    In late 2019, Avast browser extensions were found to collect user data, including browsing behavior and history, and send it to a remote server. The discovery led to the extensions of the Avast and AVG brands being temporarily removed from the Google Chrome, Firefox and Opera extension stores, however, they returned a short time later as there was no concrete evidence that demonstrated a breach of private data of the users.

    In January 2020, a joint investigation by Motherboard and PCMag found that the Avast Antivirus and AVG AntiVirus Free version were collecting user data, which was being resold to personalize advertising through a subsidiary, Jumpshot. The leaked documents showed that Jumpshot offered to provide its customers with "Every search. Every click. On every site." from more than 100 million compromised devices. In response, Avast announced on January 30, 2020, that it would immediately shut down Jumpshot and cease all operations due to the backlash of its users' data privacy.

    On the basis of the information revealed, on 11 February 2020 the Czech Office for Personal Data Protection announced that it had initiated a preliminary investigation.

    In February 2024, the Federal Trade Commission fined Avast $16.5 million for collecting user data and reselling that data. The collection was done under their program to ensure that such collection of user data was not happening.

  • Google Chrome’s plan to limit ad blocking extensions kicks off next week
  • According to Vivaldi's blog post "Why isn't Vivaldi's browser open-source?", all of Vivaldi's UI is closed source and not source-available:

    Note that, of the three layers above, only the UI layer is closed-source. Roughly 92% of the browser’s code is open source coming from Chromium, 3% is open source coming from us, which leaves only 5% for our UI closed-source code.

    Keeping Vivaldi’s UI layer closed-source and obfuscated allows us to set these worries aside, so we can focus on the job at hand. It may not be a perfect solution, but as a business, we have to make decisions that minimize uncertainty, if only for our self respect as employees – and employee-owners.

    The UI is the main thing that differentiates Vivaldi from Chromium, and Vivaldi chose to keep it closed source and obfuscated for business reasons. That's a negative compared to Firefox and Ungoogled Chromium.

  • Manifest V2 phase-out begins
  • uBlock Origin works best on Firefox, according to the extension author. This is definitely a reason to use Firefox, and even more so when Chromium phases out Manifest V2 completely.

    Your Samsung Galaxy Tab S5e has a PassMark score of 5488. I've been happy with the performance of Firefox on a Google Pixel 3a, which has a nearly identical PassMark score of 5483. Maybe your expectations or experiences are different, but I'm comfortable with saying that Firefox's performance is fine for me on a range of Android devices, old and new.

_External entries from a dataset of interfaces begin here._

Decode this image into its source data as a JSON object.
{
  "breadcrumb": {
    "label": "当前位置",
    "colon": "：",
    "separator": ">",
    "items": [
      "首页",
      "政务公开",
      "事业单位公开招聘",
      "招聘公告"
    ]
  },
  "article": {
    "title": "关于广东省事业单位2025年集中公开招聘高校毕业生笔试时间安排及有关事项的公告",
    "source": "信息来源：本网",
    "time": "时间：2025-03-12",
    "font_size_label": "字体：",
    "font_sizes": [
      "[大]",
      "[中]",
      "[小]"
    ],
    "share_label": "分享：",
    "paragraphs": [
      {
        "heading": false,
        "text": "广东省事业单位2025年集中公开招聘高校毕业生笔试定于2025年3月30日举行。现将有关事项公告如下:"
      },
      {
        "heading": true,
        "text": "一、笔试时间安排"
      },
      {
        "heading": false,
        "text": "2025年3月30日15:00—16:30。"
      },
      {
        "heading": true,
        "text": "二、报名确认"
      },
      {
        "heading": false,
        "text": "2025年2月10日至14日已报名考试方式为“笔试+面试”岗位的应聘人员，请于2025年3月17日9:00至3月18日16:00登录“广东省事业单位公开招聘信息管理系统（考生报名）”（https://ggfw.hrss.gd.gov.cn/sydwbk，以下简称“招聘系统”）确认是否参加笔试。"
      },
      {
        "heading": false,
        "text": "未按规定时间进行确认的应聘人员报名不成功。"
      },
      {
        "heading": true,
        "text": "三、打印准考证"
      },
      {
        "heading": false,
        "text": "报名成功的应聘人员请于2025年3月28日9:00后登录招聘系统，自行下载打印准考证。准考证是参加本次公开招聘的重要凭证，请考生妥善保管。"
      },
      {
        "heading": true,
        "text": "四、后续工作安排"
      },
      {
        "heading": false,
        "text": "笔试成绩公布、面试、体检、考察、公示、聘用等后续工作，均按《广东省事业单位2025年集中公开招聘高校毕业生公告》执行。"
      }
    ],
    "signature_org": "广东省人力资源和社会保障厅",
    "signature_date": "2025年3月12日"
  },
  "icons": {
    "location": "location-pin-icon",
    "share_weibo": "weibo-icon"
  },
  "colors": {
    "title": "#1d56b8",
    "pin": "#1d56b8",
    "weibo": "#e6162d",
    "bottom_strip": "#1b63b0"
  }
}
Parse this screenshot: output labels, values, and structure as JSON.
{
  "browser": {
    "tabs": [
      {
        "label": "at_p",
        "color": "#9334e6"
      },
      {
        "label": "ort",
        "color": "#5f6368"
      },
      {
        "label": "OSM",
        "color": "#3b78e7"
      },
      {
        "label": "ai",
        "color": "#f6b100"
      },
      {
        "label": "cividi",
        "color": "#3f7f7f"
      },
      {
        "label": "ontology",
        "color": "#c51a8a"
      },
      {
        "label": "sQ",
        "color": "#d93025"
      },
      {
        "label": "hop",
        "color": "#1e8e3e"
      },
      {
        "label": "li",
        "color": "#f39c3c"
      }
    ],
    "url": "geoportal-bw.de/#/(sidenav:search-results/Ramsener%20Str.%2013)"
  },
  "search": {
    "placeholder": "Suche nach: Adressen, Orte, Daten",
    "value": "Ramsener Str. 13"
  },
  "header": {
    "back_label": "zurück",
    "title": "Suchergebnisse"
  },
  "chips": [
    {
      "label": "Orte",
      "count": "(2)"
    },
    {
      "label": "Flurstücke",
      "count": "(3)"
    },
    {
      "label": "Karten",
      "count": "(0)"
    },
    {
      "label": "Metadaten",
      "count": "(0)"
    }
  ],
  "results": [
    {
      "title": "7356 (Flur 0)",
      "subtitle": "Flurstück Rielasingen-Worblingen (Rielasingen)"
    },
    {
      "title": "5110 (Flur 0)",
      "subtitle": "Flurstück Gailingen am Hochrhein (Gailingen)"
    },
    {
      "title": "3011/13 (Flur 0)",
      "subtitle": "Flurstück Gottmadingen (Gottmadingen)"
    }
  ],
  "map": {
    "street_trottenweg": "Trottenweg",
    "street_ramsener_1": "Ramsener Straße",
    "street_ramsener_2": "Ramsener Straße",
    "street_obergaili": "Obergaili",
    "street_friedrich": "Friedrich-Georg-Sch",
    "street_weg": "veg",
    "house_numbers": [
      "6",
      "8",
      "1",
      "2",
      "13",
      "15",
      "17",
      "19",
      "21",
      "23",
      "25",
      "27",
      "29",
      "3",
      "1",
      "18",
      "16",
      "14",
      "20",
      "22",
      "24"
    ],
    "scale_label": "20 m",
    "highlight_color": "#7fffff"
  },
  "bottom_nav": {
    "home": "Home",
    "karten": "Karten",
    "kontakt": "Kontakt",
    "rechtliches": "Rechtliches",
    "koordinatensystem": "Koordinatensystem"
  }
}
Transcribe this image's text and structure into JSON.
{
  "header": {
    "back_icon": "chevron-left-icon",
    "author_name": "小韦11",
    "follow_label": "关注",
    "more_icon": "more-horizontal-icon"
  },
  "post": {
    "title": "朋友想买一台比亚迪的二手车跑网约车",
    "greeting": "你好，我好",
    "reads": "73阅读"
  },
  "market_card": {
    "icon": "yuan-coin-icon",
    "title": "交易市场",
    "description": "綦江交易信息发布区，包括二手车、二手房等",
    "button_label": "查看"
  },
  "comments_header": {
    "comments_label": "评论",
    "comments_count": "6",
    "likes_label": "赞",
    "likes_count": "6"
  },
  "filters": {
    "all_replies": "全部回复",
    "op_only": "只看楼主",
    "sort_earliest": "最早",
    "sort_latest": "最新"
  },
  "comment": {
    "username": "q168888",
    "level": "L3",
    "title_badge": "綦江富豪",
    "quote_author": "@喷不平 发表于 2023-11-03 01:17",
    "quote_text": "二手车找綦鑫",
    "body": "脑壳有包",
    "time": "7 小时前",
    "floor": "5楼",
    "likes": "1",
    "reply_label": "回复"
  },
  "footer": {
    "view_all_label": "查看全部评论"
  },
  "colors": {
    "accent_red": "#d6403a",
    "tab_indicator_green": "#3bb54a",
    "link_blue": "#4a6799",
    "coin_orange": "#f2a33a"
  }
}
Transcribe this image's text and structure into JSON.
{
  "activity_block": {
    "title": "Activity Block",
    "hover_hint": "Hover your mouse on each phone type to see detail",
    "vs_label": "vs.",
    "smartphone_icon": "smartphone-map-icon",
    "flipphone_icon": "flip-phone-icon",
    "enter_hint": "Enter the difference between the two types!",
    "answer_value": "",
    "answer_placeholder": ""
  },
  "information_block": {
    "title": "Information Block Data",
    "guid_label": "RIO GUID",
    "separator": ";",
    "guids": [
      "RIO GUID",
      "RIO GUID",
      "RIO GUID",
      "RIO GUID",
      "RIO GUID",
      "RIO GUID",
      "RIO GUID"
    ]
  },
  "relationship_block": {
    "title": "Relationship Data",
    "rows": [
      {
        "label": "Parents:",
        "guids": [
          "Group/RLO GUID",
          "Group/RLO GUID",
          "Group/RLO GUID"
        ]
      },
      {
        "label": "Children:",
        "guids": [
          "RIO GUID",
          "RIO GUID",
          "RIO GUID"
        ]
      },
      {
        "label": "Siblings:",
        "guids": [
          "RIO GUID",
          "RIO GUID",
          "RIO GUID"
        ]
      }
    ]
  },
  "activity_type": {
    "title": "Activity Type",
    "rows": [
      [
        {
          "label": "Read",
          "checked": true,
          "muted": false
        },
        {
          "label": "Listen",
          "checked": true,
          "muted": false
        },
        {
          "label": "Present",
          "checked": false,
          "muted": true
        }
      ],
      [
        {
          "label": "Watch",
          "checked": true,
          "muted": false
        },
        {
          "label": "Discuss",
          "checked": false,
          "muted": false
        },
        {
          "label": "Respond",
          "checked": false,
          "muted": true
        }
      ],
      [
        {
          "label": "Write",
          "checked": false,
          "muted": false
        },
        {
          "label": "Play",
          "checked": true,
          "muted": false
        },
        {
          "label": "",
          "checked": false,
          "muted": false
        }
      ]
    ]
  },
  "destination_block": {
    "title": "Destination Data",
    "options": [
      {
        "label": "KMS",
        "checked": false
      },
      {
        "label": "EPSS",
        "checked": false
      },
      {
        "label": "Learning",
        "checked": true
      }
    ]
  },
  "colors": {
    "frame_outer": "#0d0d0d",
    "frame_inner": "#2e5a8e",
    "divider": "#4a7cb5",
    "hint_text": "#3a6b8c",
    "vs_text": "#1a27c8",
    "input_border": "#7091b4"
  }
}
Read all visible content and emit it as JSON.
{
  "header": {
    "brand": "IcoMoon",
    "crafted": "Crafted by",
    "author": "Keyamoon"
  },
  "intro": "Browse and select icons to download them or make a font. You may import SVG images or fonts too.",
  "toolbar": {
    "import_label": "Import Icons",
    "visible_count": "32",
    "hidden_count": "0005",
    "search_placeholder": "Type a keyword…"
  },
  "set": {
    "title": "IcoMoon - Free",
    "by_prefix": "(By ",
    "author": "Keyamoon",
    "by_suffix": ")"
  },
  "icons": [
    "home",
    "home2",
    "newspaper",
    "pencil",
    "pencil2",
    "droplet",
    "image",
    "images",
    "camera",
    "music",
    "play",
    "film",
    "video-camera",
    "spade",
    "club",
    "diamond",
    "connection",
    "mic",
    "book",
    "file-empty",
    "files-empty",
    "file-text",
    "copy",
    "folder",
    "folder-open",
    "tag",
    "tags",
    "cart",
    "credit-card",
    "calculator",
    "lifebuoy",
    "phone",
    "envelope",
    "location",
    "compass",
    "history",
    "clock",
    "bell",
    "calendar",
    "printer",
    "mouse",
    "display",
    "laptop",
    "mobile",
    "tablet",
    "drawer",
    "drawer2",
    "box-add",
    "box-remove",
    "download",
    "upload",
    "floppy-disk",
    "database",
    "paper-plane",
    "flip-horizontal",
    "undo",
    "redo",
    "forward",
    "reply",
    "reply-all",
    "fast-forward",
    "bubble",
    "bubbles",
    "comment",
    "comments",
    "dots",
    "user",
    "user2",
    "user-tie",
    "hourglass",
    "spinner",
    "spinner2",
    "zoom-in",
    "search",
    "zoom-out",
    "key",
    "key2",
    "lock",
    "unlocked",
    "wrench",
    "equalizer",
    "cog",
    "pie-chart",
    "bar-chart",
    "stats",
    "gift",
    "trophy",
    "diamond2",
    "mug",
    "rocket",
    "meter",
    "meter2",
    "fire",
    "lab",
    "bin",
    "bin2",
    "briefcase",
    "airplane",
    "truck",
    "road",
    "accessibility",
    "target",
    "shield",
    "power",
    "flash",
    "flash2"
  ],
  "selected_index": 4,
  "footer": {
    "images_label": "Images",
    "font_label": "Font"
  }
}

  • Google Tries to Pay Off the Antitrust Division & said juries (normal people) cannot decide hard cases.
  • Only Google is claiming that the damages are less than $1 million. You're taking Google's self-interested claim as fact while overlooking Google's financial motivation to pay less than what they owe, which a jury could find to be in the hundreds of millions. For obvious reasons, court judgments aren't decided by the defendants.

  • Google Tries to Pay Off the Antitrust Division & said juries (normal people) cannot decide hard cases.
  • Based on the statements Google previously made, Google most likely sent a check for a fraction of the damages that a jury could find them liable for.

    It's unclear just how big the check was. The court filing redacted key figures to protect Google's trade secrets. But Google claimed that testimony from US experts "shrank" the damages estimate "considerably" from initial estimates between $100 million and $300 million, suggesting that the current damages estimate is "substantially less" than what the US has paid so far in expert fees to reach those estimates.

    According to Reuters, Google has not disclosed "the size of its payment" but has said that "after months of discovery, the Justice Department could only point to estimated damages of less than $1 million."

    A fine of less than $1 million is absolutely not what anyone except Google is asking for.